**TASK DESCRIPTION:**
Could you write the entries out again, exactly as they are?

____ SOURCE DATA

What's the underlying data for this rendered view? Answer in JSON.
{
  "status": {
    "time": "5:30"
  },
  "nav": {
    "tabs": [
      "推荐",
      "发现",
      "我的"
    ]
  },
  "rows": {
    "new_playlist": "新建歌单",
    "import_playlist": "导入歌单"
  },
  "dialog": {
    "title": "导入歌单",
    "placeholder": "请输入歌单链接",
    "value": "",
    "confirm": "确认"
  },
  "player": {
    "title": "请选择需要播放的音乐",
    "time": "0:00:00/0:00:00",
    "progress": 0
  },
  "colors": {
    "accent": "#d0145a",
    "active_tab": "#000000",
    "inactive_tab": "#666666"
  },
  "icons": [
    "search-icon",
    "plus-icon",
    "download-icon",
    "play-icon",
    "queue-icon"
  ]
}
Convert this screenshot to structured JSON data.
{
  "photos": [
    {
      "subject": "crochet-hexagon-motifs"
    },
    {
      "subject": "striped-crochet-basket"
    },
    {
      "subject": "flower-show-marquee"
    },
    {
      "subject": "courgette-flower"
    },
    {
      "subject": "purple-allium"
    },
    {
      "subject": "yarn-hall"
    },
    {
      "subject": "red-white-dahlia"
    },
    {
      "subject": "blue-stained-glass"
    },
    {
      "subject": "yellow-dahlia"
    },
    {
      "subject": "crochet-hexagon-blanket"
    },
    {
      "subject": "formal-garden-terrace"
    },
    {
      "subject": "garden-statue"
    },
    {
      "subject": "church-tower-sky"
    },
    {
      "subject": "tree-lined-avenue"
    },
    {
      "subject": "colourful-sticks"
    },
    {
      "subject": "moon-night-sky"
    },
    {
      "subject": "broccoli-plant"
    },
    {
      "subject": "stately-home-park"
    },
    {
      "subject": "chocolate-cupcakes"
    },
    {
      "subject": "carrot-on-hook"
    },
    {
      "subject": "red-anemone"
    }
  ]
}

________

**OUTPUT BELOW:**
What's the underlying data for this rendered view? Answer in JSON.
{
  "status": {
    "time": "5:30"
  },
  "nav": {
    "tabs": [
      "推荐",
      "发现",
      "我的"
    ]
  },
  "rows": {
    "new_playlist": "新建歌单",
    "import_playlist": "导入歌单"
  },
  "dialog": {
    "title": "导入歌单",
    "placeholder": "请输入歌单链接",
    "value": "",
    "confirm": "确认"
  },
  "player": {
    "title": "请选择需要播放的音乐",
    "time": "0:00:00/0:00:00",
    "progress": 0
  },
  "colors": {
    "accent": "#d0145a",
    "active_tab": "#000000",
    "inactive_tab": "#666666"
  },
  "icons": [
    "search-icon",
    "plus-icon",
    "download-icon",
    "play-icon",
    "queue-icon"
  ]
}
Convert this screenshot to structured JSON data.
{
  "photos": [
    {
      "subject": "crochet-hexagon-motifs"
    },
    {
      "subject": "striped-crochet-basket"
    },
    {
      "subject": "flower-show-marquee"
    },
    {
      "subject": "courgette-flower"
    },
    {
      "subject": "purple-allium"
    },
    {
      "subject": "yarn-hall"
    },
    {
      "subject": "red-white-dahlia"
    },
    {
      "subject": "blue-stained-glass"
    },
    {
      "subject": "yellow-dahlia"
    },
    {
      "subject": "crochet-hexagon-blanket"
    },
    {
      "subject": "formal-garden-terrace"
    },
    {
      "subject": "garden-statue"
    },
    {
      "subject": "church-tower-sky"
    },
    {
      "subject": "tree-lined-avenue"
    },
    {
      "subject": "colourful-sticks"
    },
    {
      "subject": "moon-night-sky"
    },
    {
      "subject": "broccoli-plant"
    },
    {
      "subject": "stately-home-park"
    },
    {
      "subject": "chocolate-cupcakes"
    },
    {
      "subject": "carrot-on-hook"
    },
    {
      "subject": "red-anemone"
    }
  ]
}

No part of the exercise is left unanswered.